"The cleverest stories are by Breen and Wheat, the edgiest by Estleman. A prize should be reserved for the anthologist who comes up with a higher concept than this one."
Finally, a collection of new Sherlock Holmes pastiches based on a promising idea: conflicts between the great detective's super-rational nature and hints of the supernatural. Read full book review >
Released: April 9, 2002

"Intensive research renders this technological history fascinating even to readers with Luddite tendencies. (14 b&w photos and illustrations)"
The history of the early 20th-century race between independent young inventor Philo T. Farnsworth and industrialist David Sarnoff to develop and market a functional television system. Read full book review >
Released: Oct. 1, 2001

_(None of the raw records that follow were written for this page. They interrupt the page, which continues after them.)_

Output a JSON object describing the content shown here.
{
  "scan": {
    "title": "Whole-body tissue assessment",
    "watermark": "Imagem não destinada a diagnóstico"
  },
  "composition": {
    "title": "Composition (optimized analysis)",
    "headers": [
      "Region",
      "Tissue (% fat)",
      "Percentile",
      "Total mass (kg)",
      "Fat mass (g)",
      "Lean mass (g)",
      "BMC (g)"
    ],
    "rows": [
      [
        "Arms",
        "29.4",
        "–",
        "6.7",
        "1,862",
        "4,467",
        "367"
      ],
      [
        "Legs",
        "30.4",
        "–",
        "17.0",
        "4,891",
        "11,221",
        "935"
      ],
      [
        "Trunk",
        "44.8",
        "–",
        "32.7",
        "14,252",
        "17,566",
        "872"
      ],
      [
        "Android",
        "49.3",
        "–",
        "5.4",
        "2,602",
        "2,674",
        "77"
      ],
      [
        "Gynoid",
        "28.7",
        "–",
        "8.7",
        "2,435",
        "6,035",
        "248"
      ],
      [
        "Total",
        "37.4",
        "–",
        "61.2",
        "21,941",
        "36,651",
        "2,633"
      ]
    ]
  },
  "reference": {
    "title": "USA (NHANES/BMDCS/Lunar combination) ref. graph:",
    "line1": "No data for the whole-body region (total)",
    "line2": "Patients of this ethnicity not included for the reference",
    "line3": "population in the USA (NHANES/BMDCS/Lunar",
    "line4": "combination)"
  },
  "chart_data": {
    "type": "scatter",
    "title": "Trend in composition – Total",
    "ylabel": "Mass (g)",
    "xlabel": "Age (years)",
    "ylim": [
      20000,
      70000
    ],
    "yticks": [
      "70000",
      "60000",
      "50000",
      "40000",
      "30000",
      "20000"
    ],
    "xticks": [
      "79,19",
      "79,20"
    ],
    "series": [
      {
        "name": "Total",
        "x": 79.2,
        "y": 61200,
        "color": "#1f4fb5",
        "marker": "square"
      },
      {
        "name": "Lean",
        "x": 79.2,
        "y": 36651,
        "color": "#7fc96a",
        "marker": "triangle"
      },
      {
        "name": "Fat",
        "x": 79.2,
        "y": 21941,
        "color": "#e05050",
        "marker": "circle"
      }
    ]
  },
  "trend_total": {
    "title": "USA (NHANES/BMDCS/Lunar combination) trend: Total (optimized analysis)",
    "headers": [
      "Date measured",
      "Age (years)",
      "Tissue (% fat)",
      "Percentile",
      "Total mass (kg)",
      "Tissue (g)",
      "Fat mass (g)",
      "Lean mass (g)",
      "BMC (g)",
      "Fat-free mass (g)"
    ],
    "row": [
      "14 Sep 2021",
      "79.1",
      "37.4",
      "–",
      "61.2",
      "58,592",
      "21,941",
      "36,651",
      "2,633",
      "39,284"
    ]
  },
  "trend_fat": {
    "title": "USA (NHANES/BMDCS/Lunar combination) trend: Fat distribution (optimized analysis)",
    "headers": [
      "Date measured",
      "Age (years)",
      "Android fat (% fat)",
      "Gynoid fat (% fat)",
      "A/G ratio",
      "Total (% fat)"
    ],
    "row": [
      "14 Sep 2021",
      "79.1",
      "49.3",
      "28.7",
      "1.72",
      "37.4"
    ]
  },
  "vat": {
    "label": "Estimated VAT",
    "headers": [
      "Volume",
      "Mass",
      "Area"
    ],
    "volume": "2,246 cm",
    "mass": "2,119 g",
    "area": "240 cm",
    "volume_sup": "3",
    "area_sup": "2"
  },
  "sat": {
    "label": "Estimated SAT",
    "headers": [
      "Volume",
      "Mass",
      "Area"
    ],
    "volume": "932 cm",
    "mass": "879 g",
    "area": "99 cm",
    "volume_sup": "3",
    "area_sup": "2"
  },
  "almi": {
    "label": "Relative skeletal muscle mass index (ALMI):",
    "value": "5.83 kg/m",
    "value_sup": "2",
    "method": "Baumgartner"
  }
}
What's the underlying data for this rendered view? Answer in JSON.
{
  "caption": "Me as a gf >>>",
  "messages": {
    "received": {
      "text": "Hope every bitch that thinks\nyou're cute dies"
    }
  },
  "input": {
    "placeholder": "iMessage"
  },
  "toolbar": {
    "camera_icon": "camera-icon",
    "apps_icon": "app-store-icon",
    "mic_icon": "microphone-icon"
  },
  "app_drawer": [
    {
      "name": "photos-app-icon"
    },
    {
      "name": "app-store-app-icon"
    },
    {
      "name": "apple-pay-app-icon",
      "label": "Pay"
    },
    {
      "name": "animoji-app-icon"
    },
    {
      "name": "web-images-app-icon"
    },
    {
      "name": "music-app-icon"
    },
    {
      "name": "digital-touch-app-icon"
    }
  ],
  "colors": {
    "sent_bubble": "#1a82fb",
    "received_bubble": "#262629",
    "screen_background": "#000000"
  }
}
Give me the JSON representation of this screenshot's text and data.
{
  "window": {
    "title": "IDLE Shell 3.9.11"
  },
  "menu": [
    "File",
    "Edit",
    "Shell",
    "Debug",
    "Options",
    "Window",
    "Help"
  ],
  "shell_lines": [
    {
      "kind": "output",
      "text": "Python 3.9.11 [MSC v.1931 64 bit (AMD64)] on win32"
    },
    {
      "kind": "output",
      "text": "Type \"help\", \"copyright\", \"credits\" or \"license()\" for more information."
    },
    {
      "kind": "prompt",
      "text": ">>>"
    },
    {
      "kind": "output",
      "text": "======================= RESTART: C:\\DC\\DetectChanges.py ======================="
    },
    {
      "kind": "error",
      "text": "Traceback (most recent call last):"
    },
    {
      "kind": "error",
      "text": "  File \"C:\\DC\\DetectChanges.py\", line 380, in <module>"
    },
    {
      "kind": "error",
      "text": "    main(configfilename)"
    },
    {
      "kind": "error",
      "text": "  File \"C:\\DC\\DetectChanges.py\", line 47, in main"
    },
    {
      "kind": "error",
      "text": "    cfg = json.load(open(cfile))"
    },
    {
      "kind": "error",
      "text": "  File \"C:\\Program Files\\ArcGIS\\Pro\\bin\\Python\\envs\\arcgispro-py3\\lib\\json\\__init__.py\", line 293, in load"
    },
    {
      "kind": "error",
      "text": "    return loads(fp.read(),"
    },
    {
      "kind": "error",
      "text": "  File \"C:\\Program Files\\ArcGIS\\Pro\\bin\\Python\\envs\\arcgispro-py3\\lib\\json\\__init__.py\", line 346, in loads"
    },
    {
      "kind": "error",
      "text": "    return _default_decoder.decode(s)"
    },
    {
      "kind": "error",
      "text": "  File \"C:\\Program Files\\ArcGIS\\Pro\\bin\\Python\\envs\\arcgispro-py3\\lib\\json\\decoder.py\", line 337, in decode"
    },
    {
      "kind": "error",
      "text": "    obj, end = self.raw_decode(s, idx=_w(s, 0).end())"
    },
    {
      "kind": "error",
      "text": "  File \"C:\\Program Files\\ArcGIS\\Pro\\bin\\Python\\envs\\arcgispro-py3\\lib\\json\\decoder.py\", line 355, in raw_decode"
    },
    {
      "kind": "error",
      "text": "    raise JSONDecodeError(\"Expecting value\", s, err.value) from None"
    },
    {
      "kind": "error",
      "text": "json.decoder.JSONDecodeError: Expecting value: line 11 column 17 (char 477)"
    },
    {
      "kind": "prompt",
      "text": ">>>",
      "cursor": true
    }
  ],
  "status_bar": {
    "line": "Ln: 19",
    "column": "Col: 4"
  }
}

Now that he's survived 60 stories by Arthur Conan Doyle, countless parodies and pastiches, and even two Christmases (Greenberg and Lellenberg's More Holmes for the Holidays, 1999, etc.), what new worlds are left for Sherlock Holmes to conquer? Read full book review >
Released: April 1, 1999

An elementary life of the writer, historian, and activist who wanted to be remembered as more than "just" the creator of Sherlock Holmes. Novelist Stashower (Elephants in the Distance, 1989, etc.), like many fans of the Great Detective, is somewhat disappointed that Holmes's creator tried so hard to live him down. Still, Conan Doyle's latest biographer has immersed himself in all his works, from Professor Challenger's proto-sci-fi adventures, Brigadier Gerard's Napoleonic exploits, and assorted historical novels, to his detailed nonfiction and obsessive Spiritualist output—not to mention, also, the author's phenomenally active life. The origins of Holmes are well enough known: for example, how the young Edinburgh-trained doctor, languishing in a Portsmouth practice, decided to write a detective story, basing his hero on his old medical school lecturer, Dr. Joseph Bell. Stashower offers no revelations about this or other aspects of Conan Doyle's early life, though by keeping a clear sense of context, he does scour the self-deprecation that Conan Doyle cast over them later. Indeed, if Conan Doyle had not made the serious career error of trying to start an ophthalmology practice in London, Stashower argues, he might well have remained a general practitioner with a literary sideline. Even as Sherlock Holmes took off in the Strand magazine, the author valued other projects more, such as his historical novels. And as he turned his prodigious energies to other interests—for instance, skiing in the Swiss Alps, running for a seat in Parliament, enlisting as a medical officer in the Boer War, campaigning against wrongful convictions (notably the cases of George Edalji and Oscar Slater), and finally, Spiritualism—Stashower can suggest only that Conan Doyle's crusading zeal served as a replacement for his early, lost Catholic faith and that his belief in the Cottingley fairy hoax could be rooted in his institutionalized father's own fancies. A doggedly thorough investigation, though missing a few psychological clues. (b&w photos, not seen) Read full book review >
Released: April 14, 1989

Deft hocus-pocus from Stashower (The Adventure of the Ectoplasmic Man), who is so charming with his illusions that the reader will forgive the bit of a nonsensical mess his plot gets itself into. Bar-tricks-for-bucks illusionist Paul, who is following in the family business (the elder Galliard was a world-class magician until he died while attempting the "caught bullet" trick on TV), inherits one of his dad's chum's trunk of tricks when the old-timer dies blowing up balloons. Soon Paul's almost killed by them too (poisoned nozzles); another of his pop's cronies is murdered (a dove trick gone amok); and yet another old pro, who also appeared on TV that fateful night, thinks he might be next. With the help of Clara, a tart but sympathetic newswoman who finds an old kinescope; hostile interviews with NYPD Lt. Chasfield; WW II folderol from the lips of the remaining old-timer (they all served as magician spies in a traveling circus); and a reenactment of the "caught bullet" trick again on TV, Paul unmasks the murderer while uncovering the corpse who wasn't. Messy and overcomplicated war set-up, and an undermotivated killer; but the pace is breezy, the magic entrancing. A repeat performance for Paul would be welcome. Read full book review >